A singular stick
nourished to fullness
remains easily broken
of finest stone
in the slightest breeze
set on the wind
I, Ben, might be moving to Copenhagen…People in Minnesota have often confused me as being from one of these Scandinavian countries because of some sort of “accent” they hear on my voice. About a year ago a women was so convinced that I was actually from Denmark that she simply refused to accept that I was from Iowa. Also, the past few winters, I have attempted to adopt the Danish concept of “Hygge” into my daily life. More on that soon. I take these all as signs that maybe Denmark has been calling all these years…Don’t worry Mom, I don’t really think it’ll happen 😉
After hopping off the train from Lauenburg, we stepped onto the streets and realized that they have a different idea of what streets should be. Instead of road and sidewalk, they have an automotive road, a bike road, then a sidewalk. As a result, over 50% of all residents bike to work and use bikes as their primary mode of transportation! It’s a city whose busy streets are not cluttered with honking horns, but smiling faces on bicycles with baskets.

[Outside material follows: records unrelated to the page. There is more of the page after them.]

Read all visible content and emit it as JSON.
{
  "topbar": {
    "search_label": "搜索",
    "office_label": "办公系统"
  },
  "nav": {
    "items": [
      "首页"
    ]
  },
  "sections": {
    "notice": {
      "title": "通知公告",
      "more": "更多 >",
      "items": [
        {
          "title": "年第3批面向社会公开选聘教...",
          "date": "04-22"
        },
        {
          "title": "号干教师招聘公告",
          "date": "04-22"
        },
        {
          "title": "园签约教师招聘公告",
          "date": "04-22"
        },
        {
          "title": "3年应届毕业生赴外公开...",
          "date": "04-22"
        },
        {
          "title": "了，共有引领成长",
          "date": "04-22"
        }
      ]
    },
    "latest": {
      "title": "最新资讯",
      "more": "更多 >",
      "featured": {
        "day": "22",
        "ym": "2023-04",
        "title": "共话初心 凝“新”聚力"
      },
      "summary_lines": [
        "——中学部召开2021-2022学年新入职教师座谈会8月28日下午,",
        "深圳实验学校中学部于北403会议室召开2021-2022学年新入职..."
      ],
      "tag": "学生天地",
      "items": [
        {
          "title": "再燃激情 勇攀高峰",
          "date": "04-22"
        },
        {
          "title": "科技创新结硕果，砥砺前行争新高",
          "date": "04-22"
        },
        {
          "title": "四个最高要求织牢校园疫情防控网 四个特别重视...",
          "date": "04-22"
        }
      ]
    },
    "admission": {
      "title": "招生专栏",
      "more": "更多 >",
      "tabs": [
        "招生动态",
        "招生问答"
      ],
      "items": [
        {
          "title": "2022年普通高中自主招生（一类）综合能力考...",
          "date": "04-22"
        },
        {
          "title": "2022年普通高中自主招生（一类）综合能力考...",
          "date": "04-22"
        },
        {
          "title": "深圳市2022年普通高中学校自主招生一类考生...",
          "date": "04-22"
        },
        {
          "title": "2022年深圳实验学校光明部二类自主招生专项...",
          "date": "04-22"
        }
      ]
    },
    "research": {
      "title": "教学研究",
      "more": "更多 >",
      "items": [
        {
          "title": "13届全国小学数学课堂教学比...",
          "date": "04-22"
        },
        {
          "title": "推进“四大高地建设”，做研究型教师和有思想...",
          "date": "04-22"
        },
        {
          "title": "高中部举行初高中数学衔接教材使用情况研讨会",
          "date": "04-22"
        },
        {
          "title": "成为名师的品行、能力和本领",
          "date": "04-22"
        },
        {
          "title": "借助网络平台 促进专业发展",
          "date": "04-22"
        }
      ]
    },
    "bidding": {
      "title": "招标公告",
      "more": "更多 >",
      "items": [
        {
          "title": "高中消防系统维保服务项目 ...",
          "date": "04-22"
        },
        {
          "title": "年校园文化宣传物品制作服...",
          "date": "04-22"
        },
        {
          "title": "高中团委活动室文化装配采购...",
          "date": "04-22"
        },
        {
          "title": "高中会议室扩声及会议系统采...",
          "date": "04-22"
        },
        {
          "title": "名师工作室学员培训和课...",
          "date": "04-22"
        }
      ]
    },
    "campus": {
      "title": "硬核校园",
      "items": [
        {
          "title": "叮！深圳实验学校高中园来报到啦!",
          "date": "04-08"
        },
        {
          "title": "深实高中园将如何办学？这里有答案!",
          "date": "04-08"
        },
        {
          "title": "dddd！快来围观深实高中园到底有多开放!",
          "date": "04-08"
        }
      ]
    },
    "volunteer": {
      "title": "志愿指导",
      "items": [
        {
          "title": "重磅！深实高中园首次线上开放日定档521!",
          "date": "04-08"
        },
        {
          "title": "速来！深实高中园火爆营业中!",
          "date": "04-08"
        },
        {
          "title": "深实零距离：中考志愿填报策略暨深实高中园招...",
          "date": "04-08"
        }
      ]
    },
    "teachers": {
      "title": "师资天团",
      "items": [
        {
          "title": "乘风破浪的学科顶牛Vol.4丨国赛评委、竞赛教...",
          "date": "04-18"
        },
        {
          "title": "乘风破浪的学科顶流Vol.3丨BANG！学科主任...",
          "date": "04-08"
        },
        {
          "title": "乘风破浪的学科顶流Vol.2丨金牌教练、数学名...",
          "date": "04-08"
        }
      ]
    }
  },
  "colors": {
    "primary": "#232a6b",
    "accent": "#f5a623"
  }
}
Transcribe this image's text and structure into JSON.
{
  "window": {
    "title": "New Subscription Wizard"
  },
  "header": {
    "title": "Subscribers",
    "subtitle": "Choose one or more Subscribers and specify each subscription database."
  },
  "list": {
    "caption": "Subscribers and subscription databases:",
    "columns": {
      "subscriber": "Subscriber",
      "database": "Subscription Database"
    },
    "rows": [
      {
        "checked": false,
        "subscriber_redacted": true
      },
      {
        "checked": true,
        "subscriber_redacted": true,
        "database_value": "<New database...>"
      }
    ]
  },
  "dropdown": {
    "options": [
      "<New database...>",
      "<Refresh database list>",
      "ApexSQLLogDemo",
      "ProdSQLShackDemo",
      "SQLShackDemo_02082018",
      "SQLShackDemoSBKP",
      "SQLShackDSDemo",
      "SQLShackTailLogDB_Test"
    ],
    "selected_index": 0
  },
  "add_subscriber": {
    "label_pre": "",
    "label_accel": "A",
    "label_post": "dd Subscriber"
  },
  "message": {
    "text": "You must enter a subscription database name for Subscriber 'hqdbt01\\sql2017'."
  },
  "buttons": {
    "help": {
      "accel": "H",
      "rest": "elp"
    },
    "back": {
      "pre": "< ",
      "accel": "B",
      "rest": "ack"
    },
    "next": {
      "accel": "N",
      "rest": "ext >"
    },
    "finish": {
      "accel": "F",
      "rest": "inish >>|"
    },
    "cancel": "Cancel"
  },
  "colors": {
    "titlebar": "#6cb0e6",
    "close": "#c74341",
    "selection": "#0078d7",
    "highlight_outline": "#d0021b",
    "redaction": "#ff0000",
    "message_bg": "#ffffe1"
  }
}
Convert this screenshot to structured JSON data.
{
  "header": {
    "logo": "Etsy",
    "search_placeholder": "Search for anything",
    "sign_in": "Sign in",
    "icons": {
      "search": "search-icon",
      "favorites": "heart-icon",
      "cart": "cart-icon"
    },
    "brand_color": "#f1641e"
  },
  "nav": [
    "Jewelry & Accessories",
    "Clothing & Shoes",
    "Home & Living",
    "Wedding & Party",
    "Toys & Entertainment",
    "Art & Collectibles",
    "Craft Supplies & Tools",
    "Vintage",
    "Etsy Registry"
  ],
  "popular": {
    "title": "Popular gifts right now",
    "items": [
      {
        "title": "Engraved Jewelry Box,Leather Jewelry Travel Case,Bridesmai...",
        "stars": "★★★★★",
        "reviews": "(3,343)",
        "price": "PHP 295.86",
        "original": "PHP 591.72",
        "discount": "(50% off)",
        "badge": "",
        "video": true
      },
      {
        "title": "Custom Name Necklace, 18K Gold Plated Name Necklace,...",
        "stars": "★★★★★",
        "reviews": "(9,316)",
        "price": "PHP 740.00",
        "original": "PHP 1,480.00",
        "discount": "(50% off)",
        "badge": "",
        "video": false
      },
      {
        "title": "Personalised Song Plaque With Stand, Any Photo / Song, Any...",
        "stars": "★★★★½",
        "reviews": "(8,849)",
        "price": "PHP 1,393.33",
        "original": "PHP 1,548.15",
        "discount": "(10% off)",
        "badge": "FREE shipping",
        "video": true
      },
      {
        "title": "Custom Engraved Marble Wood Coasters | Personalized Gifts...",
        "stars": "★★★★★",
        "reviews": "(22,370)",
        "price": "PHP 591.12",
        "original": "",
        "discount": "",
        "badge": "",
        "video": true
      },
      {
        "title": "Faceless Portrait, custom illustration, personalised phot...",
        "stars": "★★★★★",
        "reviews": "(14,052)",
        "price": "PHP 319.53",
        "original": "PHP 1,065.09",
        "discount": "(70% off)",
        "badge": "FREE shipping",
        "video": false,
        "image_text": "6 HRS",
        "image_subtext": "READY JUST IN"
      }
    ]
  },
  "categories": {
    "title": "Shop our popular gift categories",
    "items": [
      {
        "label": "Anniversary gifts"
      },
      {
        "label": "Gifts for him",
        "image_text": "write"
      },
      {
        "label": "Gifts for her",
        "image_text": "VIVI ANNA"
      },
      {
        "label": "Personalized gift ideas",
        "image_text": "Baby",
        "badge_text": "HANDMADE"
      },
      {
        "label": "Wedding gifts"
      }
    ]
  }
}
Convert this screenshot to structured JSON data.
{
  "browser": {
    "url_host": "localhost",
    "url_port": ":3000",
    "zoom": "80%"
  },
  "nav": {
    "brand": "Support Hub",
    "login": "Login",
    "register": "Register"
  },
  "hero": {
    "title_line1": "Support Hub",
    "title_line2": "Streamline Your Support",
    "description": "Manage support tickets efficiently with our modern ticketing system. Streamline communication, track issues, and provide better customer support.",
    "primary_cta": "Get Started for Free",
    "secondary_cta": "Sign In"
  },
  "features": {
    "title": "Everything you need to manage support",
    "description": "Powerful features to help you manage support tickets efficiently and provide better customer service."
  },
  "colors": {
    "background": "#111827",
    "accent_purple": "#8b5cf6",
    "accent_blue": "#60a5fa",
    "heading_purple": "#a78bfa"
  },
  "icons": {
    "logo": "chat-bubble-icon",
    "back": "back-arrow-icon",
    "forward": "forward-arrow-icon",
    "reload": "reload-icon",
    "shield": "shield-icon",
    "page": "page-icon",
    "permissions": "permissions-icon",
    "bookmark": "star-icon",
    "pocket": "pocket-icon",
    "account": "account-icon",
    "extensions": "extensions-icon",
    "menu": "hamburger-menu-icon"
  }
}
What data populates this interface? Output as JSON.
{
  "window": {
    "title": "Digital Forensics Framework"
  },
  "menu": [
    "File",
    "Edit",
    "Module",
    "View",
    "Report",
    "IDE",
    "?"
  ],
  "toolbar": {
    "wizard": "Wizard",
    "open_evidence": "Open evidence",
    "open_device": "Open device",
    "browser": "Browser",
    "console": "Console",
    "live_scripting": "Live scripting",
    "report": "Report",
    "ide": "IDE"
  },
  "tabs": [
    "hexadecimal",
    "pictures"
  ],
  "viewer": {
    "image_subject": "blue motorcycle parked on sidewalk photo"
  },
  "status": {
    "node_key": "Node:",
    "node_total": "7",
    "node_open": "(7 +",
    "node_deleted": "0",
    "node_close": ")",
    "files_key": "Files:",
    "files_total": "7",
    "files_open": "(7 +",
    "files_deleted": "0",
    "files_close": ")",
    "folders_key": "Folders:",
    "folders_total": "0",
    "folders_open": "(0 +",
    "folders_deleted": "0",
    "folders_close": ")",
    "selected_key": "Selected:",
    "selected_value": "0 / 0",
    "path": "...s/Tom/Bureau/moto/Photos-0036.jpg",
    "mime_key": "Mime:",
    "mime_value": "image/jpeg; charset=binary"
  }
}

On top of that we’ve come to learn that employees have a minimum 5 weeks vacation (many employers offer and encourage more), 12-month maternity leave, universal health care, free higher education, a vocational education path, 3 years of free Danish classes if immigrating, “night ravens” (locals who volunteer on weekends to help make sure people get home safely), and many more things that this staunch Bernie supporter swooned over. Also, simple things we’ve noticed reflect an embrace of ideas of cooperation and conservation. For example, we saw a relatively new brick wall built along a park. A thick tree branch jutted out in a way that would disrupt the wall. Instead of cutting out the branch or entire tree as one would expect, a fenced portion of the wall was built that allowed room for the tree branch to continue to grow while maintaining an effective wall. Brilliant! And last but not least, a concept that eludes direct translation, “Hygge.” It is pronounced something like “HUE-gah.”
The closest translation is “cozy” but it carries with it more than just physical comforts. It can be used as a noun, a verb, or an adjective. One brief definition I’ve read says, “A fundamental quality of Danish culture, Hygge cannot be translated using a single word. Rather, it includes many of the pleasures we associate with everyday living – relaxing with friends, enjoying good food, and creating a cozy evening by lighting a candle or two.” For a more extended read on the idea, check this article out.
We enjoyed a night of Hygge during our last night in Lauenburg. Many families gathered for about 30 minutes of music then enjoyed the back patio together until bed time for the kiddos. So, in the spirit of Hygge, we invite you to casually join us on the back patio for our full performance at the Jugendherberge in Lauenburg. Maybe grab a glass of wine, a cup of coffee or tea, a loved one, light some candles, and take a moment to slow down and enjoy togetherness and music. Mark Landson, we’d like to dedicate this one to you!
In Copenhagen, after a day venturing through the cemetery where Hans Christian Andersen and Soren Kierkegaard are buried, we met up with an old friend of Baylen’s, Alex Murray. She currently lives in Copenhagen and showed us some great spots about town. We played some music after dark on the main canal and then headed off to a bar that was so Hygge. Here is a video from the cemetery dedicated to Sarah Richardson and then one from the main canal dedicated to Matt Latchaw. Enjoy!
Candlelight, homemade snickerdoodles, a drink, old friends and new, a carpenter’s bench for a table, and old, worn chairs. Here’s to Hygge!